A Narrow Identity

Perhaps it isn't surprising but the Prison Service has great difficulty in perceiving prisoners as other than the sum of that social construct. We are viewed as incompetent, lazy, undisciplined, devious, manipulative, untrustworthy and unstable. They teach this to new staff during training and the whole of the institutional structure reflects these beliefs.

Our particular crimes apart, our personal qualities vary. Some of us are, or try to be; good husbands and fathers (geographical restrictions permitting...). Some are excellent students. Others are steady, consistent workers. A few are incredibly creative, writing, painting, craft making and so on. We have a range of qualities but these are all disregarded and dismissed as irrelevant. "Prisoner" is the sum of our official parts and no competency is permitted to enter the official consciousness.

That is, of course, until they need something. Then, for a brief moment, they are forced to admit that we can be more than the sum of the official construction.

A couple of years ago the prison service found itself lumbered with an Action Plan supervised by the Commission for Racial Equality. This is what happens when you put a violent racist in a cell with an Asian man and a murder results. Part of this Plan involved conducting impact assessments of all prison policies and practices. As is the way, the staff screwed it up and were left with three weeks in which to re-do the exercise.

All of a sudden, prisoners weren't the detritus of humanity; we were badly needed to help management out of this hole. I was invited to come and play. Hmmm, me help management?

Obviously, I said yes... no, really, I did. It was my reasoning that improved race equality could only be a good thing for minority prisoners; if helping managers fill in a bunch of forms for HQ was the route to that, so be it. It also occurred to me that this was a chance for prisoners to play a direct part in helping to influence policy as it was being made. If we could show that we were competent, then this would challenge their perceptions of us. So helping management was merely a means to these ends, a balance I could live with.

So I formed a team, collated a mountain of policy papers and background reports and together we conducted ten surveys on distinct policy areas. Amazingly, because this was a management imperative then all things suddenly became possible. I was allowed to have a laptop in my cell; I only had to ask for a ream of paper and it was produced; access to printers in Education was unobstructed. The definition of "prisoner" was, out of necessity, expanded to include ideas of competence and trustworthiness.

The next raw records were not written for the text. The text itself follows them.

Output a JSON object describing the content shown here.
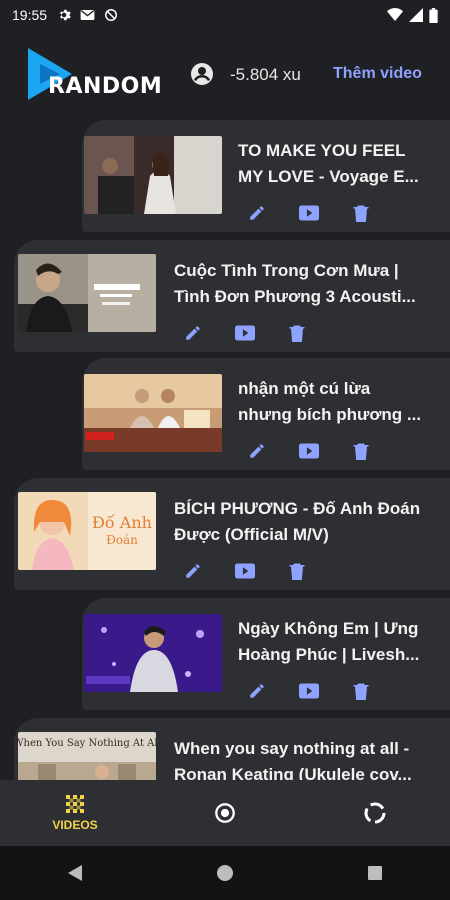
{
  "status_bar": {
    "time": "19:55"
  },
  "header": {
    "logo_text": "RANDOM",
    "balance": "-5.804 xu",
    "add_video_label": "Thêm video"
  },
  "videos": [
    {
      "title_line1": "TO MAKE YOU FEEL",
      "title_line2": "MY LOVE - Voyage E..."
    },
    {
      "title_line1": "Cuộc Tình Trong Cơn Mưa |",
      "title_line2": "Tình Đơn Phương 3 Acousti..."
    },
    {
      "title_line1": "nhận một cú lừa",
      "title_line2": "nhưng bích phương ..."
    },
    {
      "title_line1": "BÍCH PHƯƠNG - Đố Anh Đoán",
      "title_line2": "Được (Official M/V)"
    },
    {
      "title_line1": "Ngày Không Em | Ưng",
      "title_line2": "Hoàng Phúc | Livesh..."
    },
    {
      "title_line1": "When you say nothing at all -",
      "title_line2": "Ronan Keating (Ukulele cov..."
    }
  ],
  "bottom_nav": {
    "videos_label": "VIDEOS"
  },
  "colors": {
    "accent": "#8ea2ff",
    "nav_active": "#f0d24a",
    "card_bg": "#2e2f33",
    "page_bg": "#1f2023"
  }
}
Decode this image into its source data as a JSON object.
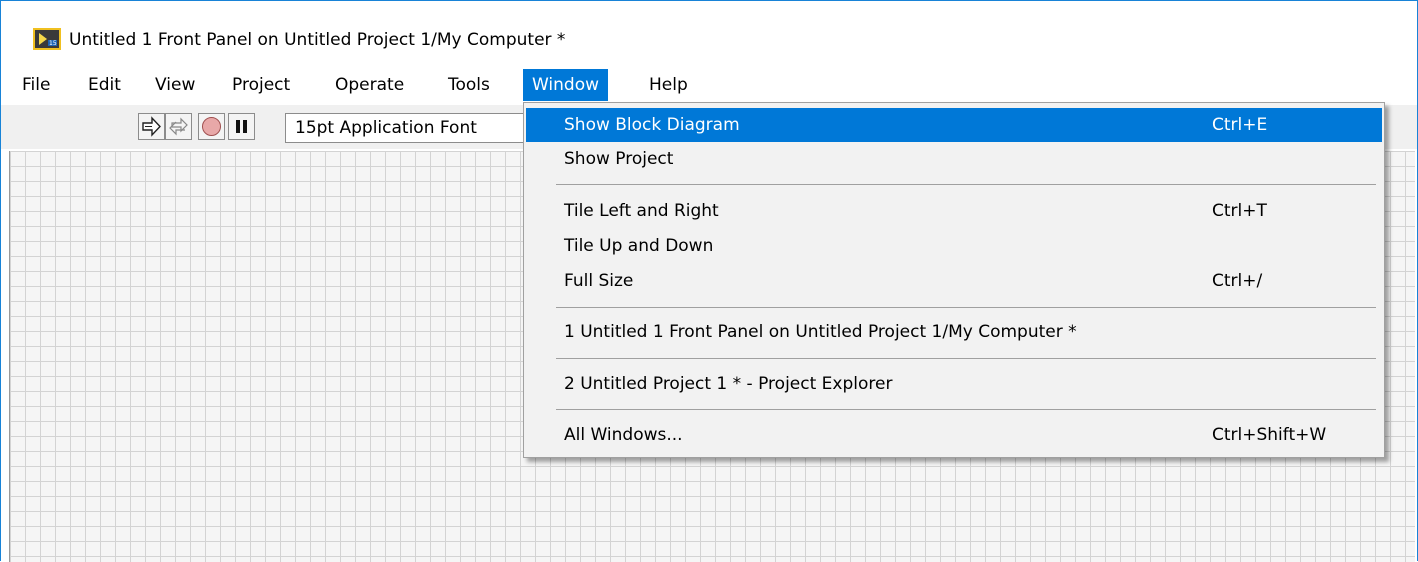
{
  "window": {
    "title": "Untitled 1 Front Panel on Untitled Project 1/My Computer *"
  },
  "menubar": {
    "items": [
      "File",
      "Edit",
      "View",
      "Project",
      "Operate",
      "Tools",
      "Window",
      "Help"
    ],
    "active": "Window"
  },
  "toolbar": {
    "font": "15pt Application Font"
  },
  "window_menu": {
    "items": [
      {
        "label": "Show Block Diagram",
        "shortcut": "Ctrl+E",
        "highlighted": true
      },
      {
        "label": "Show Project",
        "shortcut": ""
      },
      {
        "label": "Tile Left and Right",
        "shortcut": "Ctrl+T"
      },
      {
        "label": "Tile Up and Down",
        "shortcut": ""
      },
      {
        "label": "Full Size",
        "shortcut": "Ctrl+/"
      },
      {
        "label": "1 Untitled 1 Front Panel on Untitled Project 1/My Computer *",
        "shortcut": ""
      },
      {
        "label": "2 Untitled Project 1 * - Project Explorer",
        "shortcut": ""
      },
      {
        "label": "All Windows...",
        "shortcut": "Ctrl+Shift+W"
      }
    ]
  },
  "icons": {
    "app": "labview-vi-icon",
    "run": "run-arrow-icon",
    "run_continuously": "run-continuously-icon",
    "abort": "abort-stop-icon",
    "pause": "pause-icon"
  },
  "colors": {
    "accent": "#0078d7",
    "window_border": "#1883d7",
    "grid": "#d3d3d3",
    "panel_bg": "#f5f5f5"
  }
}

The exercise was happily completed and our recommendations were largely ignored. This was always the risk but the effort was worth the attempt.

But once the exercise was over, I was firmly returned to the narrow conceptual box of being "a prisoner". Now, even though I have one of the strongest arguments of any prisoner to have a laptop in my cell, it is denied. I have to find sheets of paper where I can, because there isn't even a facility for us to buy it by the ream. Access to printing in Education is impossible, as they have disabled the USB ports on their PC's.

I won't even begin to explain how this perception affects my attempts to undertake my PhD, how the malign construct of "prisoner" is used to constrain me. In the eyes of management, it is impossible to view a prisoner as a "researcher", it is impossible for them to pause from repeating the official mantra of “unworthy, unreliable” and allow us to even try to be responsible human beings.

As someone more perceptive than I once stated, "just because we are not allowed any responsibility, it doesn't mean that we are irresponsible". Such a pity that we must function within an official culture of contempt.
PS. Rehabilitation, anyone...?


  1. I can testify to the inculcation of the diss-words (para 1). And to you, Ben, attaches the m-word, I guess, the most damning of them all, because it writes off all your blog followers and supporters as deluded dupes.

    I was always impressed by ways in which people who work in prisons sought pretexts for not bothering, blaming the failure of the regime to rehabilitate on the irremediable nature or broken psyches of its clients.

    Ironically, if prisons tried harder and enjoyed more success, I suppose the public would start demanding more of the same. What a difference that would make.

    Powerful writing, Ben.

  2. Yet again I see widespread resonances with my experiences of institutional residential care. Do some people withdraw and internalise the low expectations placed upon by them by the system and its perpetrators through inability to fight, through an attempt to keep their sanity / make the best of their situation or without even realising they are doing it? And does the prison service have theoretical policy imperatives for prisoner involvement that are largely ignored in practise, with those asking for their stated involvement rights actively resisted and victimised? That's what happens in residential care.